The garden in the House of the Seven Gables serves as an extended metaphor for the Pyncheon family. The rich soil of the garden has fallen into decay, while the antique and hereditary flowers that remain are in no flourishing condition. The flowers are now secondary to the vegetables that may be sold, an imposed system of capitalist necessity. The hens that remain are sickly and odd; when Hawthorne writes that their "race had degenerated, like many a noble race besides," he obviously associates the hens with their owners. Furthermore, these hens contain "the whole antiquity of its progenitors in miniature," just as contemporary Pyncheons replicate the qualities of Colonel Pyncheon.
In his conversation with Phoebe, Holgrave explicitly brings out the author's themes concerning representation. He believes that his daguerreotypes bring out the hidden characteristics of their subjects. Significantly, Phoebe mistakes the daguerreotype of Judge Pyncheon for a picture of the Colonel. The two share an identical physical structure and temperament, foreshadowing events in the novel in which the Judge may attempt to grasp the Pyncheon legacy for which the Colonel had striven. This is complimented by the daguerreotype of Clifford Pyncheon; although Phoebe can find nothing dark and sinister in Hepzibah's miniature of Clifford, Holgrave reminds her that he is a murderer. In accordance with the idea that these portraits reveal hidden qualities in their subjects, the lack of a threatening subtext in Clifford's portrait should call into question whether the convicted murderer is actually a violent criminal, or even a murderer at all.

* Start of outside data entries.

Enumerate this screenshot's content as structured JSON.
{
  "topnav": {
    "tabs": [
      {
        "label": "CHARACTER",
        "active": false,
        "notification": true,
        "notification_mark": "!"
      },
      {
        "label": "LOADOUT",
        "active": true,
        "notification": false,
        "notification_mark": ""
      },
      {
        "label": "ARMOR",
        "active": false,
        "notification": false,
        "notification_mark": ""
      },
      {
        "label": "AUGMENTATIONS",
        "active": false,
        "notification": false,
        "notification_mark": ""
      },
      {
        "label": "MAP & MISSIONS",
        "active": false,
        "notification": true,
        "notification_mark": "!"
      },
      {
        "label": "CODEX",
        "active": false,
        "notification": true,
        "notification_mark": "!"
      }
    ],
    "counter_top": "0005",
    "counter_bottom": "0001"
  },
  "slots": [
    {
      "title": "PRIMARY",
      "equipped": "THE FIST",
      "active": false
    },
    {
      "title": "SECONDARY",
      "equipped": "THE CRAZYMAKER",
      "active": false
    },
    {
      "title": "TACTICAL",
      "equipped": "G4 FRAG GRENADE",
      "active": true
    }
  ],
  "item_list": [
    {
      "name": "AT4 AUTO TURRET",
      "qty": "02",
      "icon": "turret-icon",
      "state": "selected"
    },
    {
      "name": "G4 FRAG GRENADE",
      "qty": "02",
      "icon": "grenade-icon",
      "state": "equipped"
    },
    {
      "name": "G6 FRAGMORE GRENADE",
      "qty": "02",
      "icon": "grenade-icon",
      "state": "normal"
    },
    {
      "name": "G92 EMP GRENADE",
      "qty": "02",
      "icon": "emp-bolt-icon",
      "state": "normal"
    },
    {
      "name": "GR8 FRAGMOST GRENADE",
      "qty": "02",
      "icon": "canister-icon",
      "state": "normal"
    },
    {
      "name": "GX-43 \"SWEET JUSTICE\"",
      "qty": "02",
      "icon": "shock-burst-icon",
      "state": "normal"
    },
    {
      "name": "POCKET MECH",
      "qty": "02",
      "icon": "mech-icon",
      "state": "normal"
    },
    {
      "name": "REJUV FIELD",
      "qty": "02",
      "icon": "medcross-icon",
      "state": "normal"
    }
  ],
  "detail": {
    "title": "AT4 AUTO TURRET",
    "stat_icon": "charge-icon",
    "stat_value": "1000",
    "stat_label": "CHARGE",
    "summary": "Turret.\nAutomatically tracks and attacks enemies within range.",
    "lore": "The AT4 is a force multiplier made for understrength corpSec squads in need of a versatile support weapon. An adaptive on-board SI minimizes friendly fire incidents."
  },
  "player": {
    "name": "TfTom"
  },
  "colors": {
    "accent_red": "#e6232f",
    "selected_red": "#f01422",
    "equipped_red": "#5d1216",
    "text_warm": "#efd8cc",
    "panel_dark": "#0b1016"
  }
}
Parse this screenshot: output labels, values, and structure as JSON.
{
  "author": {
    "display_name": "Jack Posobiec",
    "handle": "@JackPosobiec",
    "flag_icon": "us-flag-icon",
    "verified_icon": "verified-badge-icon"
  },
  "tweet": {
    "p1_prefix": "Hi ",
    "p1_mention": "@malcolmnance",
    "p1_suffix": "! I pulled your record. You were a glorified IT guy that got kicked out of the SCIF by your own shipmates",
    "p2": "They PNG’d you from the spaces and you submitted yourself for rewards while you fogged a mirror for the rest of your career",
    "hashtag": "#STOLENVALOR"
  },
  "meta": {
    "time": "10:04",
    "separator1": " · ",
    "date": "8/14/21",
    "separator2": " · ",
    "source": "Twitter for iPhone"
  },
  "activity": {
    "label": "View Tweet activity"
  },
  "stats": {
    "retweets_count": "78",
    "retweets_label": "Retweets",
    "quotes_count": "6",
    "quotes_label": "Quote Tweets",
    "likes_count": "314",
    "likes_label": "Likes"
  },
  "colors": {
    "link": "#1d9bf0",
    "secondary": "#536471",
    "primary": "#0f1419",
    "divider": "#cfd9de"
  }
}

Hepzibah's sigh demonstrates the great psychological anguish that exists along with a great abundance for love within the character. Hawthorne indicates that the two characteristics coincide with one another. The depression that Hepzibah feels exists largely because of her capacity to care for others. Indications that her beloved Clifford will return to the House of the Seven Gables seem to place the burden that Hepzibah feels on Clifford.